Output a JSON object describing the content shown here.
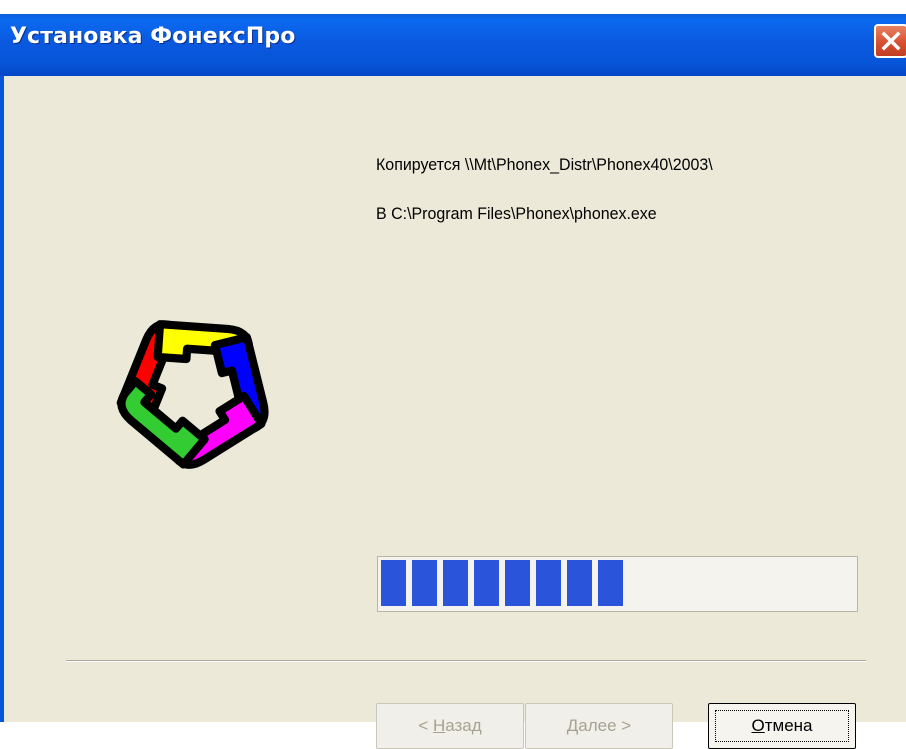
{
  "window": {
    "title": "Установка ФонексПро",
    "close_icon": "close-icon"
  },
  "status": {
    "copying_line": "Копируется \\\\Mt\\Phonex_Distr\\Phonex40\\2003\\",
    "destination_line": "В C:\\Program Files\\Phonex\\phonex.exe"
  },
  "logo": {
    "icon": "phonex-logo-icon",
    "colors": [
      "#ff0000",
      "#ffff00",
      "#0000ff",
      "#ff00ff",
      "#33cc33"
    ]
  },
  "progress": {
    "fraction": 0.53,
    "color": "#2a54d9"
  },
  "buttons": {
    "back": {
      "accel": "Н",
      "rest": "азад",
      "prefix": "< ",
      "enabled": false
    },
    "next": {
      "accel": "Д",
      "rest": "алее",
      "suffix": " >",
      "enabled": false
    },
    "cancel": {
      "accel": "О",
      "rest": "тмена",
      "enabled": true
    }
  },
  "colors": {
    "titlebar": "#0a59df",
    "dialog_bg": "#ece9d8",
    "close_button": "#d65033"
  }
}
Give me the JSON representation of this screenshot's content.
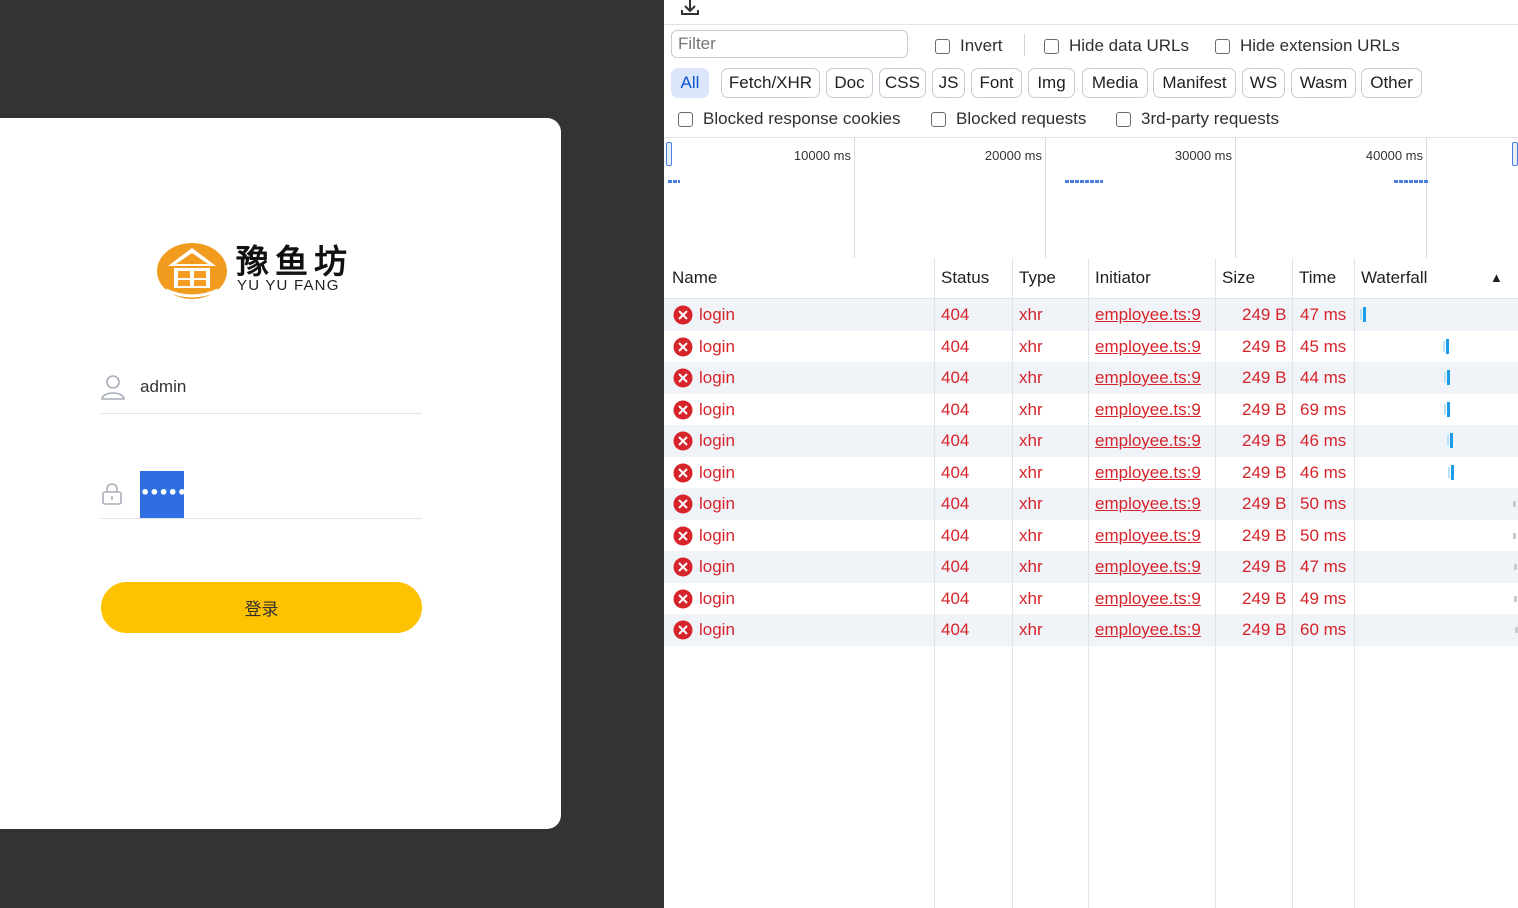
{
  "login": {
    "logo_cn": "豫鱼坊",
    "logo_en": "YU YU FANG",
    "username_value": "admin",
    "password_mask": "••••••",
    "submit_label": "登录"
  },
  "devtools": {
    "filter_placeholder": "Filter",
    "checks_row1": [
      "Invert",
      "Hide data URLs",
      "Hide extension URLs"
    ],
    "type_filters": [
      "All",
      "Fetch/XHR",
      "Doc",
      "CSS",
      "JS",
      "Font",
      "Img",
      "Media",
      "Manifest",
      "WS",
      "Wasm",
      "Other"
    ],
    "active_type_filter": "All",
    "checks_row2": [
      "Blocked response cookies",
      "Blocked requests",
      "3rd-party requests"
    ],
    "overview_ticks": [
      "10000 ms",
      "20000 ms",
      "30000 ms",
      "40000 ms"
    ],
    "columns": [
      "Name",
      "Status",
      "Type",
      "Initiator",
      "Size",
      "Time",
      "Waterfall"
    ],
    "sort_indicator": "▲",
    "requests": [
      {
        "name": "login",
        "status": "404",
        "type": "xhr",
        "initiator": "employee.ts:9",
        "size": "249 B",
        "time": "47 ms"
      },
      {
        "name": "login",
        "status": "404",
        "type": "xhr",
        "initiator": "employee.ts:9",
        "size": "249 B",
        "time": "45 ms"
      },
      {
        "name": "login",
        "status": "404",
        "type": "xhr",
        "initiator": "employee.ts:9",
        "size": "249 B",
        "time": "44 ms"
      },
      {
        "name": "login",
        "status": "404",
        "type": "xhr",
        "initiator": "employee.ts:9",
        "size": "249 B",
        "time": "69 ms"
      },
      {
        "name": "login",
        "status": "404",
        "type": "xhr",
        "initiator": "employee.ts:9",
        "size": "249 B",
        "time": "46 ms"
      },
      {
        "name": "login",
        "status": "404",
        "type": "xhr",
        "initiator": "employee.ts:9",
        "size": "249 B",
        "time": "46 ms"
      },
      {
        "name": "login",
        "status": "404",
        "type": "xhr",
        "initiator": "employee.ts:9",
        "size": "249 B",
        "time": "50 ms"
      },
      {
        "name": "login",
        "status": "404",
        "type": "xhr",
        "initiator": "employee.ts:9",
        "size": "249 B",
        "time": "50 ms"
      },
      {
        "name": "login",
        "status": "404",
        "type": "xhr",
        "initiator": "employee.ts:9",
        "size": "249 B",
        "time": "47 ms"
      },
      {
        "name": "login",
        "status": "404",
        "type": "xhr",
        "initiator": "employee.ts:9",
        "size": "249 B",
        "time": "49 ms"
      },
      {
        "name": "login",
        "status": "404",
        "type": "xhr",
        "initiator": "employee.ts:9",
        "size": "249 B",
        "time": "60 ms"
      }
    ],
    "colors": {
      "error": "#d6242a",
      "accent": "#0b57d0",
      "login_button": "#ffc200"
    }
  }
}
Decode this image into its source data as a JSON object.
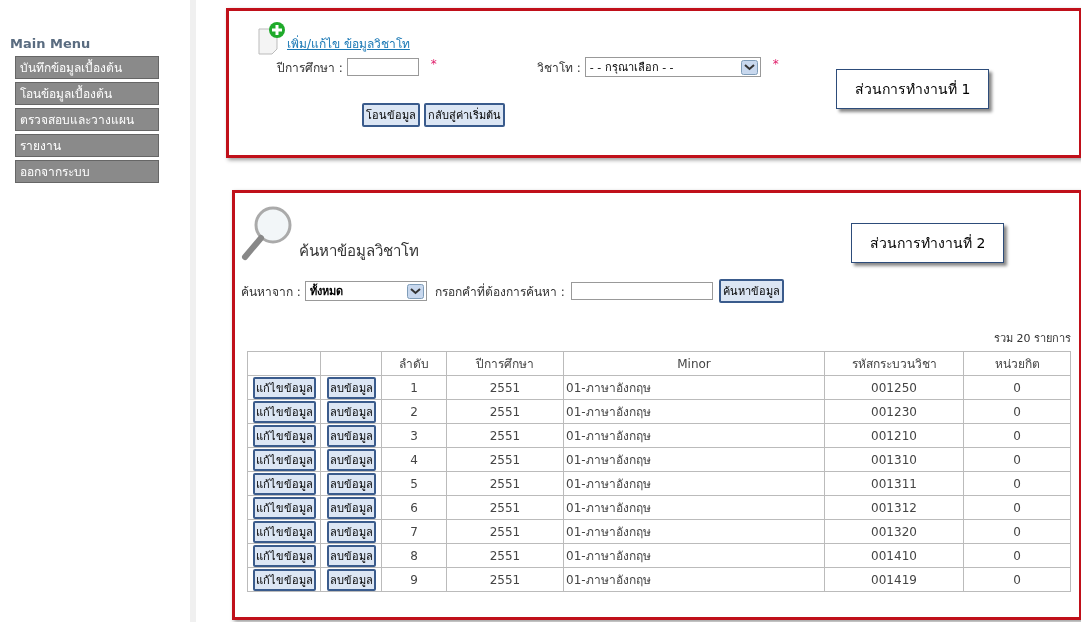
{
  "sidebar": {
    "title": "Main Menu",
    "items": [
      {
        "label": "บันทึกข้อมูลเบื้องต้น"
      },
      {
        "label": "โอนข้อมูลเบื้องต้น"
      },
      {
        "label": "ตรวจสอบและวางแผน"
      },
      {
        "label": "รายงาน"
      },
      {
        "label": "ออกจากระบบ"
      }
    ]
  },
  "section1": {
    "link": "เพิ่ม/แก้ไข ข้อมูลวิชาโท",
    "year_label": "ปีการศึกษา :",
    "required_mark": "*",
    "minor_label": "วิชาโท :",
    "minor_value": "- - กรุณาเลือก - -",
    "minor_required_mark": "*",
    "buttons": [
      "โอนข้อมูล",
      "กลับสู่ค่าเริ่มต้น"
    ],
    "callout": "ส่วนการทำงานที่ 1"
  },
  "section2": {
    "title": "ค้นหาข้อมูลวิชาโท",
    "callout": "ส่วนการทำงานที่ 2",
    "search_from_label": "ค้นหาจาก :",
    "search_from_value": "ทั้งหมด",
    "keyword_label": "กรอกคำที่ต้องการค้นหา :",
    "search_button": "ค้นหาข้อมูล",
    "total": "รวม 20 รายการ",
    "table": {
      "columns": [
        "",
        "",
        "ลำดับ",
        "ปีการศึกษา",
        "Minor",
        "รหัสกระบวนวิชา",
        "หน่วยกิต"
      ],
      "rows": [
        [
          "แก้ไขข้อมูล",
          "ลบข้อมูล",
          "1",
          "2551",
          "01-ภาษาอังกฤษ",
          "001250",
          "0"
        ],
        [
          "แก้ไขข้อมูล",
          "ลบข้อมูล",
          "2",
          "2551",
          "01-ภาษาอังกฤษ",
          "001230",
          "0"
        ],
        [
          "แก้ไขข้อมูล",
          "ลบข้อมูล",
          "3",
          "2551",
          "01-ภาษาอังกฤษ",
          "001210",
          "0"
        ],
        [
          "แก้ไขข้อมูล",
          "ลบข้อมูล",
          "4",
          "2551",
          "01-ภาษาอังกฤษ",
          "001310",
          "0"
        ],
        [
          "แก้ไขข้อมูล",
          "ลบข้อมูล",
          "5",
          "2551",
          "01-ภาษาอังกฤษ",
          "001311",
          "0"
        ],
        [
          "แก้ไขข้อมูล",
          "ลบข้อมูล",
          "6",
          "2551",
          "01-ภาษาอังกฤษ",
          "001312",
          "0"
        ],
        [
          "แก้ไขข้อมูล",
          "ลบข้อมูล",
          "7",
          "2551",
          "01-ภาษาอังกฤษ",
          "001320",
          "0"
        ],
        [
          "แก้ไขข้อมูล",
          "ลบข้อมูล",
          "8",
          "2551",
          "01-ภาษาอังกฤษ",
          "001410",
          "0"
        ],
        [
          "แก้ไขข้อมูล",
          "ลบข้อมูล",
          "9",
          "2551",
          "01-ภาษาอังกฤษ",
          "001419",
          "0"
        ]
      ]
    }
  }
}
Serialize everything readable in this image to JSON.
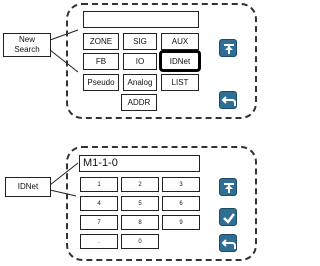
{
  "screen1": {
    "callout_label": "New\nSearch",
    "display_value": "",
    "buttons": [
      "ZONE",
      "SIG",
      "AUX",
      "FB",
      "IO",
      "IDNet",
      "Pseudo",
      "Analog",
      "LIST",
      "ADDR"
    ],
    "selected_button": "IDNet",
    "icons": [
      "pin-up-icon",
      "back-arrow-icon"
    ]
  },
  "screen2": {
    "callout_label": "IDNet",
    "display_value": "M1-1-0",
    "keys": [
      "1",
      "2",
      "3",
      "4",
      "5",
      "6",
      "7",
      "8",
      "9",
      ".",
      "0"
    ],
    "icons": [
      "pin-up-icon",
      "check-icon",
      "back-arrow-icon"
    ]
  },
  "colors": {
    "icon_bg": "#2f6f95"
  }
}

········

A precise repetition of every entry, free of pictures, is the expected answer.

• [Answer below]
Output a JSON object describing the content shown here.
{
  "window": {
    "title": "Установка ФонексПро",
    "close_icon": "close-icon"
  },
  "status": {
    "copying_line": "Копируется \\\\Mt\\Phonex_Distr\\Phonex40\\2003\\",
    "destination_line": "В C:\\Program Files\\Phonex\\phonex.exe"
  },
  "logo": {
    "icon": "phonex-logo-icon",
    "colors": [
      "#ff0000",
      "#ffff00",
      "#0000ff",
      "#ff00ff",
      "#33cc33"
    ]
  },
  "progress": {
    "fraction": 0.53,
    "color": "#2a54d9"
  },
  "buttons": {
    "back": {
      "accel": "Н",
      "rest": "азад",
      "prefix": "< ",
      "enabled": false
    },
    "next": {
      "accel": "Д",
      "rest": "алее",
      "suffix": " >",
      "enabled": false
    },
    "cancel": {
      "accel": "О",
      "rest": "тмена",
      "enabled": true
    }
  },
  "colors": {
    "titlebar": "#0a59df",
    "dialog_bg": "#ece9d8",
    "close_button": "#d65033"
  }
}
Give me the JSON representation of this screenshot's content.
{
  "login": {
    "logo_cn": "豫鱼坊",
    "logo_en": "YU YU FANG",
    "username_value": "admin",
    "password_mask": "••••••",
    "submit_label": "登录"
  },
  "devtools": {
    "filter_placeholder": "Filter",
    "checks_row1": [
      "Invert",
      "Hide data URLs",
      "Hide extension URLs"
    ],
    "type_filters": [
      "All",
      "Fetch/XHR",
      "Doc",
      "CSS",
      "JS",
      "Font",
      "Img",
      "Media",
      "Manifest",
      "WS",
      "Wasm",
      "Other"
    ],
    "active_type_filter": "All",
    "checks_row2": [
      "Blocked response cookies",
      "Blocked requests",
      "3rd-party requests"
    ],
    "overview_ticks": [
      "10000 ms",
      "20000 ms",
      "30000 ms",
      "40000 ms"
    ],
    "columns": [
      "Name",
      "Status",
      "Type",
      "Initiator",
      "Size",
      "Time",
      "Waterfall"
    ],
    "sort_indicator": "▲",
    "requests": [
      {
        "name": "login",
        "status": "404",
        "type": "xhr",
        "initiator": "employee.ts:9",
        "size": "249 B",
        "time": "47 ms"
      },
      {
        "name": "login",
        "status": "404",
        "type": "xhr",
        "initiator": "employee.ts:9",
        "size": "249 B",
        "time": "45 ms"
      },
      {
        "name": "login",
        "status": "404",
        "type": "xhr",
        "initiator": "employee.ts:9",
        "size": "249 B",
        "time": "44 ms"
      },
      {
        "name": "login",
        "status": "404",
        "type": "xhr",
        "initiator": "employee.ts:9",
        "size": "249 B",
        "time": "69 ms"
      },
      {
        "name": "login",
        "status": "404",
        "type": "xhr",
        "initiator": "employee.ts:9",
        "size": "249 B",
        "time": "46 ms"
      },
      {
        "name": "login",
        "status": "404",
        "type": "xhr",
        "initiator": "employee.ts:9",
        "size": "249 B",
        "time": "46 ms"
      },
      {
        "name": "login",
        "status": "404",
        "type": "xhr",
        "initiator": "employee.ts:9",
        "size": "249 B",
        "time": "50 ms"
      },
      {
        "name": "login",
        "status": "404",
        "type": "xhr",
        "initiator": "employee.ts:9",
        "size": "249 B",
        "time": "50 ms"
      },
      {
        "name": "login",
        "status": "404",
        "type": "xhr",
        "initiator": "employee.ts:9",
        "size": "249 B",
        "time": "47 ms"
      },
      {
        "name": "login",
        "status": "404",
        "type": "xhr",
        "initiator": "employee.ts:9",
        "size": "249 B",
        "time": "49 ms"
      },
      {
        "name": "login",
        "status": "404",
        "type": "xhr",
        "initiator": "employee.ts:9",
        "size": "249 B",
        "time": "60 ms"
      }
    ],
    "colors": {
      "error": "#d6242a",
      "accent": "#0b57d0",
      "login_button": "#ffc200"
    }
  }
}
Decode this image into its source data as a JSON object.
{
  "sidebar": {
    "title": "Main Menu",
    "items": [
      {
        "label": "บันทึกข้อมูลเบื้องต้น"
      },
      {
        "label": "โอนข้อมูลเบื้องต้น"
      },
      {
        "label": "ตรวจสอบและวางแผน"
      },
      {
        "label": "รายงาน"
      },
      {
        "label": "ออกจากระบบ"
      }
    ]
  },
  "section1": {
    "link": "เพิ่ม/แก้ไข ข้อมูลวิชาโท",
    "year_label": "ปีการศึกษา :",
    "required_mark": "*",
    "minor_label": "วิชาโท :",
    "minor_value": "- - กรุณาเลือก - -",
    "minor_required_mark": "*",
    "buttons": [
      "โอนข้อมูล",
      "กลับสู่ค่าเริ่มต้น"
    ],
    "callout": "ส่วนการทำงานที่ 1"
  },
  "section2": {
    "title": "ค้นหาข้อมูลวิชาโท",
    "callout": "ส่วนการทำงานที่ 2",
    "search_from_label": "ค้นหาจาก :",
    "search_from_value": "ทั้งหมด",
    "keyword_label": "กรอกคำที่ต้องการค้นหา :",
    "search_button": "ค้นหาข้อมูล",
    "total": "รวม 20 รายการ",
    "table": {
      "columns": [
        "",
        "",
        "ลำดับ",
        "ปีการศึกษา",
        "Minor",
        "รหัสกระบวนวิชา",
        "หน่วยกิต"
      ],
      "rows": [
        [
          "แก้ไขข้อมูล",
          "ลบข้อมูล",
          "1",
          "2551",
          "01-ภาษาอังกฤษ",
          "001250",
          "0"
        ],
        [
          "แก้ไขข้อมูล",
          "ลบข้อมูล",
          "2",
          "2551",
          "01-ภาษาอังกฤษ",
          "001230",
          "0"
        ],
        [
          "แก้ไขข้อมูล",
          "ลบข้อมูล",
          "3",
          "2551",
          "01-ภาษาอังกฤษ",
          "001210",
          "0"
        ],
        [
          "แก้ไขข้อมูล",
          "ลบข้อมูล",
          "4",
          "2551",
          "01-ภาษาอังกฤษ",
          "001310",
          "0"
        ],
        [
          "แก้ไขข้อมูล",
          "ลบข้อมูล",
          "5",
          "2551",
          "01-ภาษาอังกฤษ",
          "001311",
          "0"
        ],
        [
          "แก้ไขข้อมูล",
          "ลบข้อมูล",
          "6",
          "2551",
          "01-ภาษาอังกฤษ",
          "001312",
          "0"
        ],
        [
          "แก้ไขข้อมูล",
          "ลบข้อมูล",
          "7",
          "2551",
          "01-ภาษาอังกฤษ",
          "001320",
          "0"
        ],
        [
          "แก้ไขข้อมูล",
          "ลบข้อมูล",
          "8",
          "2551",
          "01-ภาษาอังกฤษ",
          "001410",
          "0"
        ],
        [
          "แก้ไขข้อมูล",
          "ลบข้อมูล",
          "9",
          "2551",
          "01-ภาษาอังกฤษ",
          "001419",
          "0"
        ]
      ]
    }
  }
}
Serialize everything readable in this image to JSON.
{
  "screen1": {
    "callout_label": "New\nSearch",
    "display_value": "",
    "buttons": [
      "ZONE",
      "SIG",
      "AUX",
      "FB",
      "IO",
      "IDNet",
      "Pseudo",
      "Analog",
      "LIST",
      "ADDR"
    ],
    "selected_button": "IDNet",
    "icons": [
      "pin-up-icon",
      "back-arrow-icon"
    ]
  },
  "screen2": {
    "callout_label": "IDNet",
    "display_value": "M1-1-0",
    "keys": [
      "1",
      "2",
      "3",
      "4",
      "5",
      "6",
      "7",
      "8",
      "9",
      ".",
      "0"
    ],
    "icons": [
      "pin-up-icon",
      "check-icon",
      "back-arrow-icon"
    ]
  },
  "colors": {
    "icon_bg": "#2f6f95"
  }
}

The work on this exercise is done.